PORTLAND, Ore. -- Gritty ash from Mount St. Helens dusted the Portland area early today, moved southwest to sprinkle the northern edge of Salem and spread about 150 miles to the Pacific coast.
State Police advised motorists to reduce their speeds on major highways.
Before the morning rush hour no major problems had been reported as a result of the ash but police said some ash was being blown up by traffic in the metropolitan area. A heavy fog was causing more problems for motorists than the ash, police said.
A spokesman for Tri-Met said buses were moving normally through the layer of ash.
The ash cloud reached as far as Lincoln City and Newport, about 150 miles away.
Three hours after the volcano erupted at 10 p.m. Thursday, ash began falling in north Portland, 50 miles southwest of the mountain. Very light amounts fell in the downtown area; the suburban areas southwest of Portland received slightly more ash.
'You can see it laying on the street, but it's not covering up the lane markers,' a Beaverton police officer reported.
State police said the gritty, sand-like ash was kicked up by cars and mixed with ground fog, reducing visibility to about 100- to 150-feet in some areas.

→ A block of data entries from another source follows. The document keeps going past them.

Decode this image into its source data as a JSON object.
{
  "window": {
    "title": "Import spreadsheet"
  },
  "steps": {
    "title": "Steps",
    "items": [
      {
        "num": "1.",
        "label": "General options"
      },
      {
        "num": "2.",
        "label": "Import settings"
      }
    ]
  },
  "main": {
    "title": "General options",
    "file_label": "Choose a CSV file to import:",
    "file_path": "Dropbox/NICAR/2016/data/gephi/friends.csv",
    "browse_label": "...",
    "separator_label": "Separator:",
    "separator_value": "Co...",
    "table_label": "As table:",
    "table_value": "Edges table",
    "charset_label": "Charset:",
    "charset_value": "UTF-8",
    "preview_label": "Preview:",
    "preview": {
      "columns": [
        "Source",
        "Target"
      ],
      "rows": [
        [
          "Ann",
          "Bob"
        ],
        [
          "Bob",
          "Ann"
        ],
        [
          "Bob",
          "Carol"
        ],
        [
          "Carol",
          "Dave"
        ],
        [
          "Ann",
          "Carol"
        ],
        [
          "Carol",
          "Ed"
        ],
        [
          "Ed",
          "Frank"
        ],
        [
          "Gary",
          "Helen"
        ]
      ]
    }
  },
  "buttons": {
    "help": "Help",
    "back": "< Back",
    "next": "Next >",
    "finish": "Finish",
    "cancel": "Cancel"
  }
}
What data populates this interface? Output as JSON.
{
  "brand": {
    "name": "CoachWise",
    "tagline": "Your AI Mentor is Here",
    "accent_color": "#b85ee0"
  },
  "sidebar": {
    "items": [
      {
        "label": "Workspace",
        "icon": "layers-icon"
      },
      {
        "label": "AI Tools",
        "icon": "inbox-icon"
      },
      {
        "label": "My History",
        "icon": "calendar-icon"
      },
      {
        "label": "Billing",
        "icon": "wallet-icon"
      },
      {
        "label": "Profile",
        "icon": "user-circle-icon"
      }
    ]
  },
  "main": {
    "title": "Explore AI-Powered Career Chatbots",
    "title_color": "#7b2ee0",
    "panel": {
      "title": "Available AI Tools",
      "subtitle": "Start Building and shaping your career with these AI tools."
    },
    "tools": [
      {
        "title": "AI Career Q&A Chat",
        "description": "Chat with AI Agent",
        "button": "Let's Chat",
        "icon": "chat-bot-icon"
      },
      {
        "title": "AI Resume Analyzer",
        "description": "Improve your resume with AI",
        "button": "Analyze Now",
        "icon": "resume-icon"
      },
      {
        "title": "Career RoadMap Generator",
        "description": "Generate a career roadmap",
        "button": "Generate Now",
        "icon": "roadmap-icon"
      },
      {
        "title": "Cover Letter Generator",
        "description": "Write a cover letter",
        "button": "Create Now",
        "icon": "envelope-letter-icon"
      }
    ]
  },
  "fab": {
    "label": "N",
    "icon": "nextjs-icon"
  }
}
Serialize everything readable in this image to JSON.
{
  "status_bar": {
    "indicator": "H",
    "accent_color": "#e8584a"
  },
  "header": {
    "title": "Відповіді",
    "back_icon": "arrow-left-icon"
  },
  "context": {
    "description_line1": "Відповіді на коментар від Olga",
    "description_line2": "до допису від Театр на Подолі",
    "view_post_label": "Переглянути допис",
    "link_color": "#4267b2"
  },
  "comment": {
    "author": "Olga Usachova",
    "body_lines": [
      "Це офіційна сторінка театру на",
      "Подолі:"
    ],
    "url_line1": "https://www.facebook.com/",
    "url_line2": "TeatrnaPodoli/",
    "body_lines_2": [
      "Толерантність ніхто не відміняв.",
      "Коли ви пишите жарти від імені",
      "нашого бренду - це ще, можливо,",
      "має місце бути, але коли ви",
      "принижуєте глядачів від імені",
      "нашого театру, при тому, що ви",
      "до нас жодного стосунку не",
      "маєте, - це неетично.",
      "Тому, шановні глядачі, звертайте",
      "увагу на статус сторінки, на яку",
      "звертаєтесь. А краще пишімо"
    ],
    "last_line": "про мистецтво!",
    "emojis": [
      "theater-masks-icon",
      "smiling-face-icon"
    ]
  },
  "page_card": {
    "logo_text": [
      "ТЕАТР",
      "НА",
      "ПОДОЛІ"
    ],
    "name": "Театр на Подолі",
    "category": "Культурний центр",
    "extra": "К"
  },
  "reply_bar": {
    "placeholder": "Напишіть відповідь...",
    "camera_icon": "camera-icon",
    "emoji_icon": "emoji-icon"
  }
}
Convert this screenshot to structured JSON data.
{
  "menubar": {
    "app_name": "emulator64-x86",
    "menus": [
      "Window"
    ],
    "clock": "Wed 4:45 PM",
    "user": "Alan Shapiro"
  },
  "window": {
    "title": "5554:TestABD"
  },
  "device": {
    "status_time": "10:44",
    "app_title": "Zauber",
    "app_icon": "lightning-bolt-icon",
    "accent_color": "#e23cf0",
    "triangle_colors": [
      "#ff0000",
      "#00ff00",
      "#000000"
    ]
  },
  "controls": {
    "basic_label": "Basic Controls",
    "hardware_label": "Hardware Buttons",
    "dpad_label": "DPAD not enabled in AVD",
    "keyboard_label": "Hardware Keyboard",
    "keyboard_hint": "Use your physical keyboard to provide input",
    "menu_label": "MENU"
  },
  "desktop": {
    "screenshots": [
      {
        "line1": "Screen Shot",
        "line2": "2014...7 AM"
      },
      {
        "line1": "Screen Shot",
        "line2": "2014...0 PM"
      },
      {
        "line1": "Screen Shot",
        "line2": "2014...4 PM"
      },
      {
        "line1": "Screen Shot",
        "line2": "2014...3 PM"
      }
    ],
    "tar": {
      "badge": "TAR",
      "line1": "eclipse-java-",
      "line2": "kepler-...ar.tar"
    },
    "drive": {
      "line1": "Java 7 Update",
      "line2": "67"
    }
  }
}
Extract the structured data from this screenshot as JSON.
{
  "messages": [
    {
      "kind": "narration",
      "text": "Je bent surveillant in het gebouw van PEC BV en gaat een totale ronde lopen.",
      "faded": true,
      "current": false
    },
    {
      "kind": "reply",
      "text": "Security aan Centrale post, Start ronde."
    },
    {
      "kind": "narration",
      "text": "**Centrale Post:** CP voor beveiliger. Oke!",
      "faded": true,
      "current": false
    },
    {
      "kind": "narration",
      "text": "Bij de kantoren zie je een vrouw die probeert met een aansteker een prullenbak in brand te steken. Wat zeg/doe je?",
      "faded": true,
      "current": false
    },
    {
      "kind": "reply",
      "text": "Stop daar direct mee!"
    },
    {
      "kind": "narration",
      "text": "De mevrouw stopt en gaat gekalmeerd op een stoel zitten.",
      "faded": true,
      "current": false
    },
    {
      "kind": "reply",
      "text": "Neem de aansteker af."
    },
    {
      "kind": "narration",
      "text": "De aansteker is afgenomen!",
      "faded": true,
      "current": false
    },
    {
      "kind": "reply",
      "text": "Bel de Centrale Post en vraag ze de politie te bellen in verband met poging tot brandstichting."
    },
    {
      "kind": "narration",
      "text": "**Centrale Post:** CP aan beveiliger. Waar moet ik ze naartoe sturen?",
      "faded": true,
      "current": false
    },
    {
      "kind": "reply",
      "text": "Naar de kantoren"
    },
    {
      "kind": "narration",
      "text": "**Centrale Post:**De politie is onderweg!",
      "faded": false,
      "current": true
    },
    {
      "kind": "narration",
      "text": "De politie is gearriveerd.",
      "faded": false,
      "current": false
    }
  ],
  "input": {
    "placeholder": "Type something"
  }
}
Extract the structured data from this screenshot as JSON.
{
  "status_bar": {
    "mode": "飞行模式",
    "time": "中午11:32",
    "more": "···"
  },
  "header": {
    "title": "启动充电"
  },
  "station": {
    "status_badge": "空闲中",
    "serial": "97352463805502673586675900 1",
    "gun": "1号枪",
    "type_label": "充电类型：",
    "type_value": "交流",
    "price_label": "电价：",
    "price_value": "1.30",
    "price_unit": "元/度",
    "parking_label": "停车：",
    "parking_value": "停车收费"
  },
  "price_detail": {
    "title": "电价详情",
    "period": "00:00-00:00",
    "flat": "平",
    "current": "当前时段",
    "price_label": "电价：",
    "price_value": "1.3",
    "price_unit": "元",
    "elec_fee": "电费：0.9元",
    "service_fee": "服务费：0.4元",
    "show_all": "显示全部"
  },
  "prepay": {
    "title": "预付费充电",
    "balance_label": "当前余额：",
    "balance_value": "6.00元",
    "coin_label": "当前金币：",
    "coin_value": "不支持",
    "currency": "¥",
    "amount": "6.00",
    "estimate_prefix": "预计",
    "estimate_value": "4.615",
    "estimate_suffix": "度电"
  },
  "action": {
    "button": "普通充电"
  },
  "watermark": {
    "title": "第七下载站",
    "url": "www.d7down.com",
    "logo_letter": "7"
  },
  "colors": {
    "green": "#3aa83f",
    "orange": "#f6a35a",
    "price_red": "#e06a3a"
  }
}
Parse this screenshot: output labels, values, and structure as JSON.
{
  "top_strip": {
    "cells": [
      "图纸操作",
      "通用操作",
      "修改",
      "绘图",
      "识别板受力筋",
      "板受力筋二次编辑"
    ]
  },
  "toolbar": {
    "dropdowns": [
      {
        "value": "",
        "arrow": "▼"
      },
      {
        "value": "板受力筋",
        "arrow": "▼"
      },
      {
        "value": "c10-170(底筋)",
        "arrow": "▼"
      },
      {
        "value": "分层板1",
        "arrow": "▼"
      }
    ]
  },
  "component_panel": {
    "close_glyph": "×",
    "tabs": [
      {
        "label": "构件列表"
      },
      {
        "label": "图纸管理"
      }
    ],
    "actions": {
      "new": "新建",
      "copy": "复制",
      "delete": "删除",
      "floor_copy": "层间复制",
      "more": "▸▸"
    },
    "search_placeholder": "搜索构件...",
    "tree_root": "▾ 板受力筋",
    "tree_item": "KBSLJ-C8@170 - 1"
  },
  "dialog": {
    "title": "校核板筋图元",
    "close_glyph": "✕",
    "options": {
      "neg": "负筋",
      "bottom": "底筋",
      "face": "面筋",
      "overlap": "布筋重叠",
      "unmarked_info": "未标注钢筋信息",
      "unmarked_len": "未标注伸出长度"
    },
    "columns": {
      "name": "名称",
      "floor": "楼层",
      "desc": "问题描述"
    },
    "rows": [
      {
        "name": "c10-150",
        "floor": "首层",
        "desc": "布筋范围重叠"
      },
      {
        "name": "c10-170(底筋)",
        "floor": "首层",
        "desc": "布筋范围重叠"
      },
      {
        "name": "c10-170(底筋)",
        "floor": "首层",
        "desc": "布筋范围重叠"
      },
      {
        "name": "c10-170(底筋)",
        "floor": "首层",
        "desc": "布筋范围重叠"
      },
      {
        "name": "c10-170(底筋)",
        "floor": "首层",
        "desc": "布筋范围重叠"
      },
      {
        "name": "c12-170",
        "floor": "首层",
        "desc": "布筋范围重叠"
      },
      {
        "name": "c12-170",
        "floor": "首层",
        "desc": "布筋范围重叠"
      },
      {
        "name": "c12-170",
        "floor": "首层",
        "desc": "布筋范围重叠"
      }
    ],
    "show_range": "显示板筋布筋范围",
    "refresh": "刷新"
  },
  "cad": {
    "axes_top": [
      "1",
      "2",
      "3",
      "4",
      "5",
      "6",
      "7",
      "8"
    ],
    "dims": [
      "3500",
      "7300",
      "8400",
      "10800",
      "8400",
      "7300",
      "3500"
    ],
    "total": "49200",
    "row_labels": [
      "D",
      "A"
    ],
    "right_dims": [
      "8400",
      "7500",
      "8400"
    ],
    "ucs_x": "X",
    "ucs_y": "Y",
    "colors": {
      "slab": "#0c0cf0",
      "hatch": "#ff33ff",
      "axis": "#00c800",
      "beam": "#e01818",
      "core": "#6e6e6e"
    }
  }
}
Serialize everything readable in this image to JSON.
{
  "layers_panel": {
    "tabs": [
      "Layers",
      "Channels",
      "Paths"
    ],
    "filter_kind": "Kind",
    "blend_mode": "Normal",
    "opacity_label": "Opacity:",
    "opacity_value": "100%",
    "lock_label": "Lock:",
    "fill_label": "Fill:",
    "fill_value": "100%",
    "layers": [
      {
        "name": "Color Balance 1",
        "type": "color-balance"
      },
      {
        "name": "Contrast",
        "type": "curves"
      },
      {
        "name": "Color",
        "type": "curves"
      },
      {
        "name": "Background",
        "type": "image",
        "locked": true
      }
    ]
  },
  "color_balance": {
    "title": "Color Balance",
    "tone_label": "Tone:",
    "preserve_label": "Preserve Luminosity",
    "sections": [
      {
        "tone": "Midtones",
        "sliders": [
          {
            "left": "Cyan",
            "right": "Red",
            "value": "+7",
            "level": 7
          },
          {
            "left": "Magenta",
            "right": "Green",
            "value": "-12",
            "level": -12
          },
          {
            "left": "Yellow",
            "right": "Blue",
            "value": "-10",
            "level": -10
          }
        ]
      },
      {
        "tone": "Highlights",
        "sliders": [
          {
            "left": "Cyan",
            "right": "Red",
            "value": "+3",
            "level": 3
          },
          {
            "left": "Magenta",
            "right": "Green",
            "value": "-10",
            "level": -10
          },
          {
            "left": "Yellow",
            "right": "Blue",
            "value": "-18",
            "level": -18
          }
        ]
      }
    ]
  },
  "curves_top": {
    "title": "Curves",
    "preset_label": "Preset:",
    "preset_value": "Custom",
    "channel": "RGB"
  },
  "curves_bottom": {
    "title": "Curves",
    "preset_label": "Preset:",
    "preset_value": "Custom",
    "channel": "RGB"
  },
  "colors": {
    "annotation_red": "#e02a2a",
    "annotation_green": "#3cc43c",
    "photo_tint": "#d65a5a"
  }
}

Travelers were advised to keep their speed below 45 mph on area freeways.
The fallout began about 1 a.m. in north Portland, and stopped about 1:40 a.m. The cloud of ash moved slowly to the southwest, dusting suburban areas which were hit hard by the ash in late May and early June.
Those earlier eruptions caused extensive damage to berry crops which were just maturing when the fallout began.
The National Weather Service office in Portland issued an ash fallout warning for Clark County in Washington state, and Multnomah and Washington counties in Oregon.
Wind patterns indicated the ash might fall throughout much of western Oregon in an area east of a line from Mount St. Helens to North Bend on the coast, and west of a line from the volcano to Klamath Falls in southern Oregon, the weather service said.